Go through the records below and return each line that has "Ihre" in it.

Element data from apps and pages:
= Beginning of Section =

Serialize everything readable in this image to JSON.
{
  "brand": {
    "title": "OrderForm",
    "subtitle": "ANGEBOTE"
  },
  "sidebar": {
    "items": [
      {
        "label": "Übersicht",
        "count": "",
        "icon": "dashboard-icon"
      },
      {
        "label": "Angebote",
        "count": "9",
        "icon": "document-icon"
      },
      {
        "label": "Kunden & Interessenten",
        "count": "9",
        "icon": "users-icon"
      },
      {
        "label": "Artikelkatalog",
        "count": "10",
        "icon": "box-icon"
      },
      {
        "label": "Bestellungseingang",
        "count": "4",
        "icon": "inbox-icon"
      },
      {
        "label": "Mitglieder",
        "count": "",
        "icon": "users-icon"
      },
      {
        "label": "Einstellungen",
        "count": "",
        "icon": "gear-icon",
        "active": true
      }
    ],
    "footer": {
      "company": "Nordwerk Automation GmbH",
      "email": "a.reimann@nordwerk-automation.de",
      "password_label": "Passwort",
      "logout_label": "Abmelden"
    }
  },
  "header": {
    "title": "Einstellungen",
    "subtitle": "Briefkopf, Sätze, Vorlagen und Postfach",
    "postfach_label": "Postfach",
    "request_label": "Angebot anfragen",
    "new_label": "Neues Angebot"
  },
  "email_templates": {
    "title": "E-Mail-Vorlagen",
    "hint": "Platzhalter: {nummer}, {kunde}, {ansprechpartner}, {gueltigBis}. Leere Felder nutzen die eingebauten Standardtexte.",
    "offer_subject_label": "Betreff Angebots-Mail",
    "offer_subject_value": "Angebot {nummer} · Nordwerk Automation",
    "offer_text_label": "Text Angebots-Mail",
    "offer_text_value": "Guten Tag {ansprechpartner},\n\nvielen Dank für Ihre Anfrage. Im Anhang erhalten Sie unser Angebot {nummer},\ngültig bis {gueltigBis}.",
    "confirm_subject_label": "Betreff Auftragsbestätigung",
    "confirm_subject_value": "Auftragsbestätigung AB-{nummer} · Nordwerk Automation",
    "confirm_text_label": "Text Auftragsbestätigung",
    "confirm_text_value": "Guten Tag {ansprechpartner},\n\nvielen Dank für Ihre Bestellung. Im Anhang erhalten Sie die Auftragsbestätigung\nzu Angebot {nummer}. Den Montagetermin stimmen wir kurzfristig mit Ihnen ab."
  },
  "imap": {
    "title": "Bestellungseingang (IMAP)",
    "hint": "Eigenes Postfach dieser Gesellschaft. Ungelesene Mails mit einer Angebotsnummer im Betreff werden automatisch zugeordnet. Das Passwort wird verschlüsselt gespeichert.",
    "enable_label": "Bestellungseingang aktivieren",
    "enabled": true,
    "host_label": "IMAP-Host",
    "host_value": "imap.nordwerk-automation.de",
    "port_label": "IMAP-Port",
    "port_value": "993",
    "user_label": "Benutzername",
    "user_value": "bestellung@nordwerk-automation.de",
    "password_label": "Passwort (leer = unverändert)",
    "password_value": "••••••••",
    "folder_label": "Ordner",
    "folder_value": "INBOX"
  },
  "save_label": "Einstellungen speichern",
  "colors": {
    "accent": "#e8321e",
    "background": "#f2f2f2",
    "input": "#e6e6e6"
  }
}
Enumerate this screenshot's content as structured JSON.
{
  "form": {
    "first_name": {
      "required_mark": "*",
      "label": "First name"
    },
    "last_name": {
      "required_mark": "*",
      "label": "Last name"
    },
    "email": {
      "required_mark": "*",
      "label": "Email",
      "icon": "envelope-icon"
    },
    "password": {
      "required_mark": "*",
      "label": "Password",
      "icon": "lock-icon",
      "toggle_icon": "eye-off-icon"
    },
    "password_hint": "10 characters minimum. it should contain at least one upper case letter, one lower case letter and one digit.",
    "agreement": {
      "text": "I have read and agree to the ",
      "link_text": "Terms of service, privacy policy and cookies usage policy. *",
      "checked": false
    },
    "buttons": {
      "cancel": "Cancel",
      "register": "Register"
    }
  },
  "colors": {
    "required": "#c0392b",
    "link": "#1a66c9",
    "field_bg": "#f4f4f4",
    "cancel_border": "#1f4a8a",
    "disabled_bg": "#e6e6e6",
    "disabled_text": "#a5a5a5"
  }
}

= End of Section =

§ **Solution**
    "offer_text_value": "Guten Tag {ansprechpartner},\n\nvielen Dank für Ihre Anfrage. Im Anhang erhalten Sie unser Angebot {nummer},\ngültig bis {gueltigBis}.",
    "confirm_text_value": "Guten Tag {ansprechpartner},\n\nvielen Dank für Ihre Bestellung. Im Anhang erhalten Sie die Auftragsbestätigung\nzu Angebot {nummer}. Den Montagetermin stimmen wir kurzfristig mit Ihnen ab."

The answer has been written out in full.